Entries from a dataset of interfaces
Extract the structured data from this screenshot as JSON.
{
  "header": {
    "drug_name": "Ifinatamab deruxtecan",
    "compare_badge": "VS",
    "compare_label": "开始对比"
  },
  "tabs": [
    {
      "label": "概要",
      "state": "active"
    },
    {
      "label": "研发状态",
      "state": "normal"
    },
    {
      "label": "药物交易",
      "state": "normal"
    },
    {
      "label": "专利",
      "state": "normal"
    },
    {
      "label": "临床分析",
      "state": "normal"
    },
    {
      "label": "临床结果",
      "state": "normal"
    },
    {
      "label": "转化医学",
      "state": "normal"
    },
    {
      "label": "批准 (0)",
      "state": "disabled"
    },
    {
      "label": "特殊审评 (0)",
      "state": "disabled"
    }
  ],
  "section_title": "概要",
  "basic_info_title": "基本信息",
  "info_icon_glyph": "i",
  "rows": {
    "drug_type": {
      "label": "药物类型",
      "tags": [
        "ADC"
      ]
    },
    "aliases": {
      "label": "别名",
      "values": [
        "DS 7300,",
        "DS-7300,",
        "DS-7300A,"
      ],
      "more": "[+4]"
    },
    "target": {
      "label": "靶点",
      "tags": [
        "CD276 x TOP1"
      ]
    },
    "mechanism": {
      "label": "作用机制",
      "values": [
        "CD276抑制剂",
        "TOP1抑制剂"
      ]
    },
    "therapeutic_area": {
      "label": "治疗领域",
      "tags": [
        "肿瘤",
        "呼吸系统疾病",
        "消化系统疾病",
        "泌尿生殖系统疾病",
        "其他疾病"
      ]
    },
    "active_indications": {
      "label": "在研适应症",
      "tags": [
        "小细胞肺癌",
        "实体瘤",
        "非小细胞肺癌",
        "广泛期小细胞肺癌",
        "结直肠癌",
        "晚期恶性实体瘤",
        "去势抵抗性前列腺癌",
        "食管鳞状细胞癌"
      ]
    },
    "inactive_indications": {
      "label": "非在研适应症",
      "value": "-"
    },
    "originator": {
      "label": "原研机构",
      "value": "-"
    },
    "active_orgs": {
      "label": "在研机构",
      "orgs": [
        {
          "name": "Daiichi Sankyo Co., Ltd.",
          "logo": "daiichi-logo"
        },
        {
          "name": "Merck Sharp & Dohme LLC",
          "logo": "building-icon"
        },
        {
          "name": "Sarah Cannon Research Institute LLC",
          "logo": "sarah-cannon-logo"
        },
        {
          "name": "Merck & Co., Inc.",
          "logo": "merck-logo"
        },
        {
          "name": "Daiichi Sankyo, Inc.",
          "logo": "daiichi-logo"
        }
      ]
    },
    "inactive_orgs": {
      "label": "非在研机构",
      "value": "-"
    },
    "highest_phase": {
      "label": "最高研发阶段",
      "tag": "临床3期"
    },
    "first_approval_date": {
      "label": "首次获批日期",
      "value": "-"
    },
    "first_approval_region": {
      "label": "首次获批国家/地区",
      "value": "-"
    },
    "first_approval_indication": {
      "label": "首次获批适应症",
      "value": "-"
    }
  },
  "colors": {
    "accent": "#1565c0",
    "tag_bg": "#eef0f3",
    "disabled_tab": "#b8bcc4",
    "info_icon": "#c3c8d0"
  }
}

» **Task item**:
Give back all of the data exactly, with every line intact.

» **Response for this exercise**:
Extract the structured data from this screenshot as JSON.
{
  "header": {
    "drug_name": "Ifinatamab deruxtecan",
    "compare_badge": "VS",
    "compare_label": "开始对比"
  },
  "tabs": [
    {
      "label": "概要",
      "state": "active"
    },
    {
      "label": "研发状态",
      "state": "normal"
    },
    {
      "label": "药物交易",
      "state": "normal"
    },
    {
      "label": "专利",
      "state": "normal"
    },
    {
      "label": "临床分析",
      "state": "normal"
    },
    {
      "label": "临床结果",
      "state": "normal"
    },
    {
      "label": "转化医学",
      "state": "normal"
    },
    {
      "label": "批准 (0)",
      "state": "disabled"
    },
    {
      "label": "特殊审评 (0)",
      "state": "disabled"
    }
  ],
  "section_title": "概要",
  "basic_info_title": "基本信息",
  "info_icon_glyph": "i",
  "rows": {
    "drug_type": {
      "label": "药物类型",
      "tags": [
        "ADC"
      ]
    },
    "aliases": {
      "label": "别名",
      "values": [
        "DS 7300,",
        "DS-7300,",
        "DS-7300A,"
      ],
      "more": "[+4]"
    },
    "target": {
      "label": "靶点",
      "tags": [
        "CD276 x TOP1"
      ]
    },
    "mechanism": {
      "label": "作用机制",
      "values": [
        "CD276抑制剂",
        "TOP1抑制剂"
      ]
    },
    "therapeutic_area": {
      "label": "治疗领域",
      "tags": [
        "肿瘤",
        "呼吸系统疾病",
        "消化系统疾病",
        "泌尿生殖系统疾病",
        "其他疾病"
      ]
    },
    "active_indications": {
      "label": "在研适应症",
      "tags": [
        "小细胞肺癌",
        "实体瘤",
        "非小细胞肺癌",
        "广泛期小细胞肺癌",
        "结直肠癌",
        "晚期恶性实体瘤",
        "去势抵抗性前列腺癌",
        "食管鳞状细胞癌"
      ]
    },
    "inactive_indications": {
      "label": "非在研适应症",
      "value": "-"
    },
    "originator": {
      "label": "原研机构",
      "value": "-"
    },
    "active_orgs": {
      "label": "在研机构",
      "orgs": [
        {
          "name": "Daiichi Sankyo Co., Ltd.",
          "logo": "daiichi-logo"
        },
        {
          "name": "Merck Sharp & Dohme LLC",
          "logo": "building-icon"
        },
        {
          "name": "Sarah Cannon Research Institute LLC",
          "logo": "sarah-cannon-logo"
        },
        {
          "name": "Merck & Co., Inc.",
          "logo": "merck-logo"
        },
        {
          "name": "Daiichi Sankyo, Inc.",
          "logo": "daiichi-logo"
        }
      ]
    },
    "inactive_orgs": {
      "label": "非在研机构",
      "value": "-"
    },
    "highest_phase": {
      "label": "最高研发阶段",
      "tag": "临床3期"
    },
    "first_approval_date": {
      "label": "首次获批日期",
      "value": "-"
    },
    "first_approval_region": {
      "label": "首次获批国家/地区",
      "value": "-"
    },
    "first_approval_indication": {
      "label": "首次获批适应症",
      "value": "-"
    }
  },
  "colors": {
    "accent": "#1565c0",
    "tag_bg": "#eef0f3",
    "disabled_tab": "#b8bcc4",
    "info_icon": "#c3c8d0"
  }
}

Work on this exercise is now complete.